__What to produce__: Tally the lines of the records below that include the word "this", and write down only that tally.

*** Extracted entries Section Begins ***

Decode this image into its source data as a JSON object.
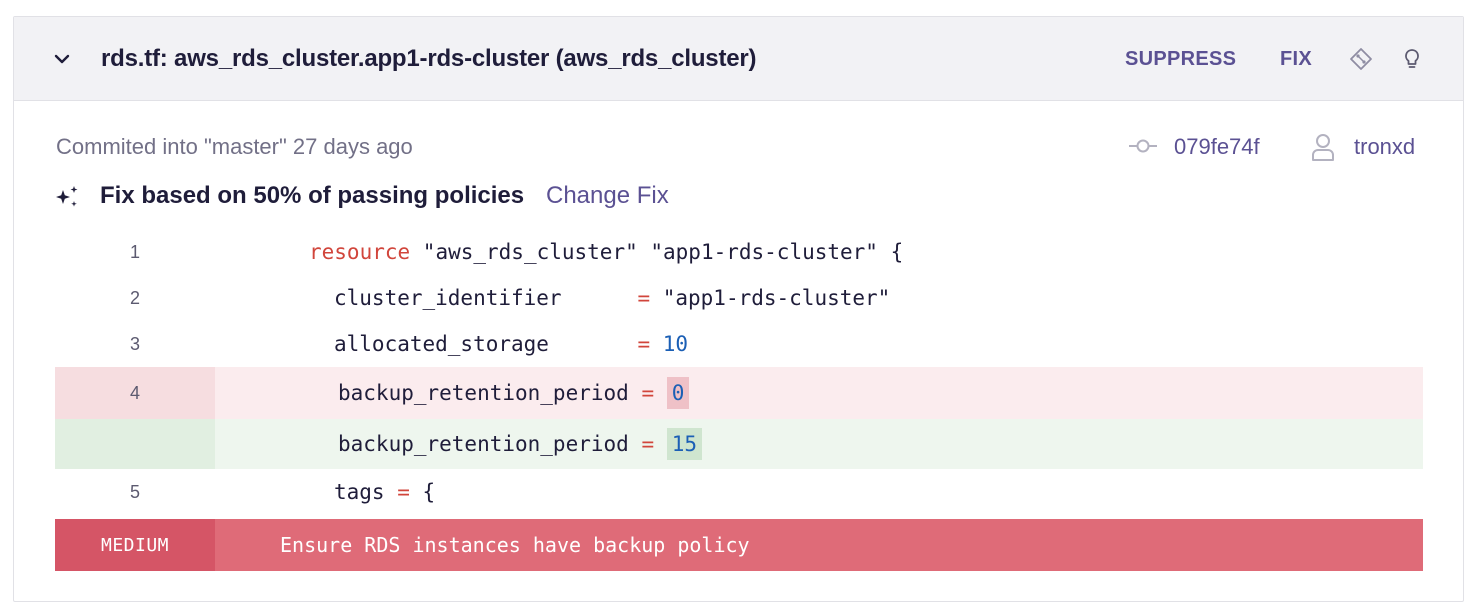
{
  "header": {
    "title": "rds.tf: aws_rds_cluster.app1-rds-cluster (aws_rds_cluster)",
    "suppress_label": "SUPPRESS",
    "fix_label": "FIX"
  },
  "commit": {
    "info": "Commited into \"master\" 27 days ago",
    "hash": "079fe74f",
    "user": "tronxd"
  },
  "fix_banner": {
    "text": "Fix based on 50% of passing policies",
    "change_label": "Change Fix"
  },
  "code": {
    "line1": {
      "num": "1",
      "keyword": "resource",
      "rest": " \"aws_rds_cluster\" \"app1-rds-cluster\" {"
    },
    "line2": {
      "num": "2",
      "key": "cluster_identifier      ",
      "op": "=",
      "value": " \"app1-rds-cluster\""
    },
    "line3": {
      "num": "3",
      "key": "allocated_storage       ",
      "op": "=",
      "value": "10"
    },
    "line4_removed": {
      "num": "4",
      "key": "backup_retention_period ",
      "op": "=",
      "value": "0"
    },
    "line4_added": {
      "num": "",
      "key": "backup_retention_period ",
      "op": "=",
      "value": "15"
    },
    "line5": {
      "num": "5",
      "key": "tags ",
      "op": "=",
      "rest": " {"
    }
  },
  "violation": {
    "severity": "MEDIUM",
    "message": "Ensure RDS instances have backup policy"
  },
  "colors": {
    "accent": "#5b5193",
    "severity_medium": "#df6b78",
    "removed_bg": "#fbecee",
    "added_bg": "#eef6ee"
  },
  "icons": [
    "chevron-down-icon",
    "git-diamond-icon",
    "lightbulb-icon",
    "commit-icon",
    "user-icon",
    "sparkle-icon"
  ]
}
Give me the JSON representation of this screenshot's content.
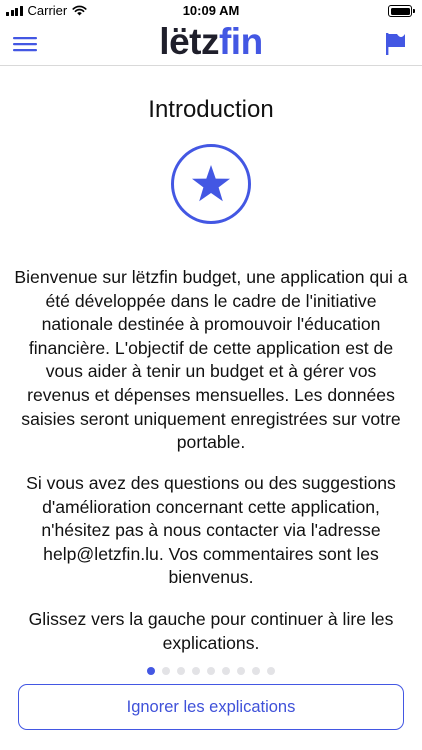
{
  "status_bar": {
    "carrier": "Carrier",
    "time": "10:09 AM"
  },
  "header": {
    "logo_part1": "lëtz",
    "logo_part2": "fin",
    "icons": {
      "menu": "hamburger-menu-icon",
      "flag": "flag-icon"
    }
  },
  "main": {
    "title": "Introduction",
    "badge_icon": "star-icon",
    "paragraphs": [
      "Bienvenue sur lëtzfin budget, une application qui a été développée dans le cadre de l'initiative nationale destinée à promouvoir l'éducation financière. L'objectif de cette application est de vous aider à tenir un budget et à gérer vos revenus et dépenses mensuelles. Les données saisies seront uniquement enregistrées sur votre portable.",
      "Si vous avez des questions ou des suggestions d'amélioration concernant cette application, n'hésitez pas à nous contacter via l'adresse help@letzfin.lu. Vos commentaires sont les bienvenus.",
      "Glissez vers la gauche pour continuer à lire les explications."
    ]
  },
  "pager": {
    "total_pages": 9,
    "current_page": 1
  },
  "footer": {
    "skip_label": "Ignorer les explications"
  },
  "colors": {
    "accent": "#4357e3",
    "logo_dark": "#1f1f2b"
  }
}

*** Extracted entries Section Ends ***

__Exercise solution__: 2